Tennessee's anti-discrimination agency board getting reset after complaints against former director
The Tennessee Human Rights Commission will look a lot different this fall after state lawmakers gutted the board. The agency is in charge of enforcing the state’s anti-discrimination laws. The move comes after complaints involving the agency’s former director, who resigned while being investigated for misconduct.
Last September, after a Human Rights Commission board meeting, Commissioner Julius Sloss returned to his office and was met with a surprise when he opened his email.
“In that email they brought certain concerns and allegations against the director,” Sloss said.
Sloss is speaking about former Executive Director Beverly Watts.
“There were allegations that profanity was used in giving out instructions allegations that a person had to get permission to go to the bathroom,” Sloss said. “I mean just, you know, just kind of some crazy, crazy things.”
The Tennessee Department of Human Resources investigated the claims and found them to be credible after talking with several staff members. Watts denies the allegations but chose to resign anyways.
But it still reflected poorly on the commission, which investigates housing and business discrimination complaints in the state.
One investigation caught the attention of Rep. Chris Todd, R-Jackson, who says they unfairly penalized a business owner in his district. So, he decided to disband all its members.
“When they get out of line and are not doing the work we told them to, that’s when it’s our responsibility, on behalf of the citizens, to step in and get it corrected, and that’s what this bill seeks to do,” Todd said.
The measure would require that the commission be reset this fall.
Commissioner Sloss isn’t a fan of the breakdown of the new appointments. Currently, the governor has five picks, and the speakers of the House and Senate have two apiece. This gives the legislature up to six. Sloss thinks that’s too much power.
Still, Sloss says, it’s better than Republicans wanting to get rid of it altogether, which was their first impulse. Doing so would allow the Biden Administration to oversee discrimination investigations.

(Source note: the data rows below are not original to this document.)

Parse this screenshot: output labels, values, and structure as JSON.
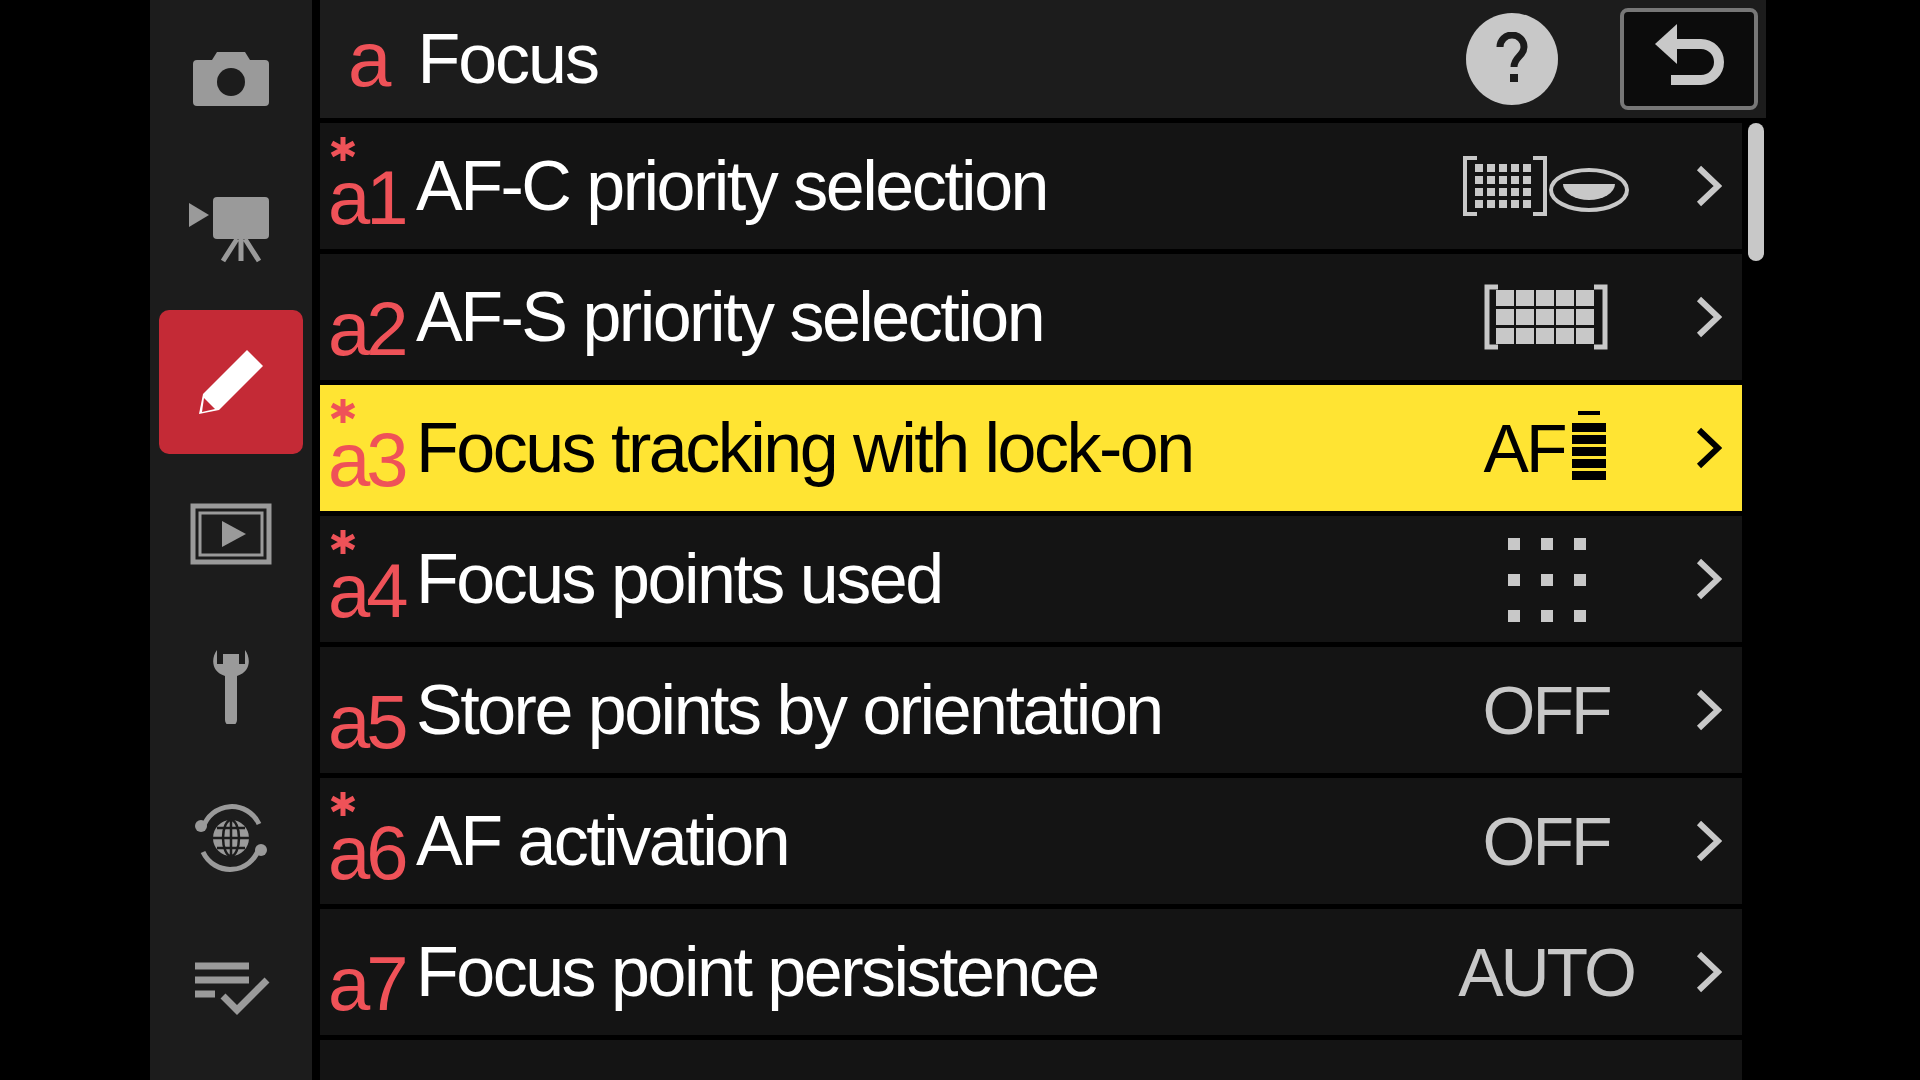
{
  "sidebar": {
    "items": [
      {
        "kind": "camera",
        "selected": false
      },
      {
        "kind": "movie",
        "selected": false
      },
      {
        "kind": "pencil",
        "selected": true
      },
      {
        "kind": "playback",
        "selected": false
      },
      {
        "kind": "wrench",
        "selected": false
      },
      {
        "kind": "network",
        "selected": false
      },
      {
        "kind": "checklist",
        "selected": false
      }
    ]
  },
  "header": {
    "letter": "a",
    "title": "Focus"
  },
  "rows": [
    {
      "code": "a1",
      "modified": true,
      "label": "AF-C priority selection",
      "selected": false,
      "value": {
        "kind": "release-focus"
      }
    },
    {
      "code": "a2",
      "modified": false,
      "label": "AF-S priority selection",
      "selected": false,
      "value": {
        "kind": "focus-grid"
      }
    },
    {
      "code": "a3",
      "modified": true,
      "label": "Focus tracking with lock-on",
      "selected": true,
      "value": {
        "kind": "af-bars",
        "text": "AF"
      }
    },
    {
      "code": "a4",
      "modified": true,
      "label": "Focus points used",
      "selected": false,
      "value": {
        "kind": "dot-grid"
      }
    },
    {
      "code": "a5",
      "modified": false,
      "label": "Store points by orientation",
      "selected": false,
      "value": {
        "kind": "text",
        "text": "OFF"
      }
    },
    {
      "code": "a6",
      "modified": true,
      "label": "AF activation",
      "selected": false,
      "value": {
        "kind": "text",
        "text": "OFF"
      }
    },
    {
      "code": "a7",
      "modified": false,
      "label": "Focus point persistence",
      "selected": false,
      "value": {
        "kind": "text",
        "text": "AUTO"
      }
    }
  ]
}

“What our argument was to the legislature was: at least, you still have some say so, as to how things are run,” Sloss said.
Once the governor signs the measure, which he’s expected to do, a new commission will be seated Sept. 1.